* [Work item] Every record below should be copied exactly, with the pictures left out.
───── Given information ─────
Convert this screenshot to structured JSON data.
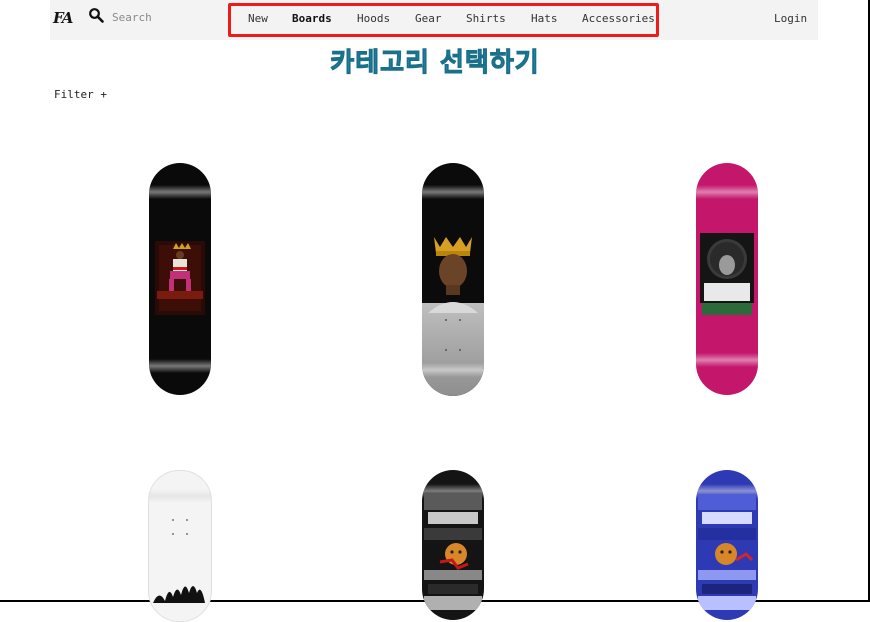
{
  "header": {
    "logo_text": "FA",
    "search_placeholder": "Search",
    "nav": [
      "New",
      "Boards",
      "Hoods",
      "Gear",
      "Shirts",
      "Hats",
      "Accessories"
    ],
    "active_nav": "Boards",
    "login_label": "Login",
    "highlight_color": "#ef1b1b"
  },
  "annotation": {
    "text": "카테고리 선택하기",
    "color": "#2fb6d6"
  },
  "filter": {
    "label": "Filter +"
  },
  "products": {
    "row1": [
      "black deck - throne graphic",
      "black/grey deck - crowned portrait",
      "magenta deck - afro portrait"
    ],
    "row2": [
      "white deck - dreadlocks portrait",
      "black deck - collage graphic",
      "blue deck - collage graphic"
    ]
  }
}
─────
* [Answer below]
Convert this screenshot to structured JSON data.
{
  "header": {
    "logo_text": "FA",
    "search_placeholder": "Search",
    "nav": [
      "New",
      "Boards",
      "Hoods",
      "Gear",
      "Shirts",
      "Hats",
      "Accessories"
    ],
    "active_nav": "Boards",
    "login_label": "Login",
    "highlight_color": "#ef1b1b"
  },
  "annotation": {
    "text": "카테고리 선택하기",
    "color": "#2fb6d6"
  },
  "filter": {
    "label": "Filter +"
  },
  "products": {
    "row1": [
      "black deck - throne graphic",
      "black/grey deck - crowned portrait",
      "magenta deck - afro portrait"
    ],
    "row2": [
      "white deck - dreadlocks portrait",
      "black deck - collage graphic",
      "blue deck - collage graphic"
    ]
  }
}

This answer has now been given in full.